Similar in some ways to Life of Pi last year, Gravity really is a high-tech think piece, this time a meditation on mortality. All that holds us to the Earth can be summed up in the film’s title. But being grounded is more than just letting gravity do all of the work. It also means keeping the fleeting gift that is life in full perspective. Like Life of Pi, it is the singular survival story of one person finding both the will to live and the skills to lead him/her back home.
Sandra Bullock is not swallowed up beneath the razzle-dazzle of the special effects, which would ordinarily be easy to do. But in fact, much of the film’s emotional pull rests entirely on her shoulders. She has to make us believe that she’s really in zero gravity, really dealing with loss of oxygen, really hurdling through space and grasping at whatever she can. That Bullock is a woman nearing 50 makes it all the more remarkable. She is defying the age barrier just by appearing in this film. Cuaron chose an older actress as opposed to any younger ones who almost starred in it (Blake Lively, Scarlett Johansson, Angelina Jolie, Marion Cotillard and Natalie Portman).
In retrospect it seems crazy that they could have chosen anyone else and I think I can say with a good deal of certainty the film would be nowhere near the Kodak had it starred anyone but Bullock. That is the power of her performance. If you say Gravity is all about Bullock or it’s only about the visual effects, why then is Cuaron winning Best Director? Because people love the movie, that’s one reason, and because it’s all Cuaron’s vision being realized — the mood and atmosphere of the film, the loneliness of it, the vastness of outer space and the pretty blue planet below make us all yearn to be back here on Earth where we belong and not in danger of slipping away into infinity.
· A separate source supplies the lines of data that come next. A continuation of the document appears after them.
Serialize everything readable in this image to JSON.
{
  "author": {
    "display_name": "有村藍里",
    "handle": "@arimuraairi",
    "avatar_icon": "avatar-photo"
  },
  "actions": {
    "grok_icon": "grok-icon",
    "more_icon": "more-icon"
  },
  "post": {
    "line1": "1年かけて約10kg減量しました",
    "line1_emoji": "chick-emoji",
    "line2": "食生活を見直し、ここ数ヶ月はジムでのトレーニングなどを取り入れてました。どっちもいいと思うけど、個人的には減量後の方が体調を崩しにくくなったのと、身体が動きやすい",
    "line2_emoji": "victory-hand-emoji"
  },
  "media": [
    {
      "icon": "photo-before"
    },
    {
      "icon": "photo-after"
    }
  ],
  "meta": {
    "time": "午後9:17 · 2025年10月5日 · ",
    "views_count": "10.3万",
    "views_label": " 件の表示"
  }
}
Gravity is perhaps not the most personal film for Cuaron, but it is his masterpiece, without question. Difficult to mount, the film is stunningly beautiful from frame to frame, there aren’t many directors who could believably pull off a woman in space hitching a ride to a spacecraft that is about to accidentally crash into Earth’s atmosphere, land in water, then open the hatch and have the main character swim out then stand on solid ground.
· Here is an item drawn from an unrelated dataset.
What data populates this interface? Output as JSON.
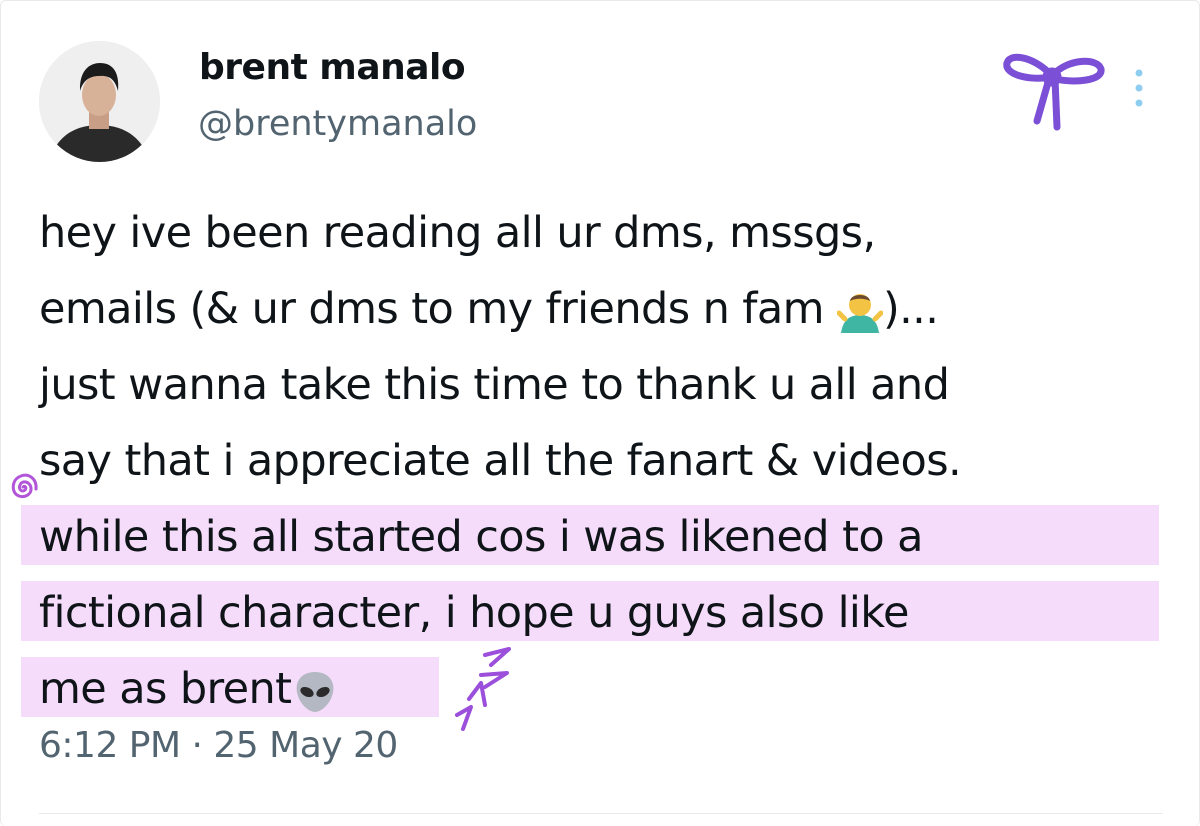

The film is its own poem, in a way, working its way to the final conclusion — Bullock transformed suddenly into the 50 foot woman with more power than she could ever realize just by being able to walk on solid ground. It is the kind of message that could touch anyone, and does not require you walk in with morality intact, or with an axe to grind. Anyone can watch it and get it. That is the very definition of an Oscar winner.
But you don’t need me to make the case for Cuaron to win Best Director. He’s already first in line. You certainly don’t need me to tell you why Gravity is a great movie — you’ll have your own reasons. Either you will have been carried away by one woman’s emotional vulnerability laid bare in a most unexpected way, or you will have been moved by a cinematic experience like no other. Or you will have witnessed something thoroughly satisfying and engaging it has obliterated every other film you’ve seen this year.
There is no doubt that Gravity is one of the more challenging films to hit the mainstream in a while, but its box office success proves that its emotions are universal. The visual effects part of it would appeal to wide sections of the world population even without the story but it’s not easy to buy the film resting on the shoulders of a singular female protagonist. That this one does makes it a pioneering effort and a simple act of courage.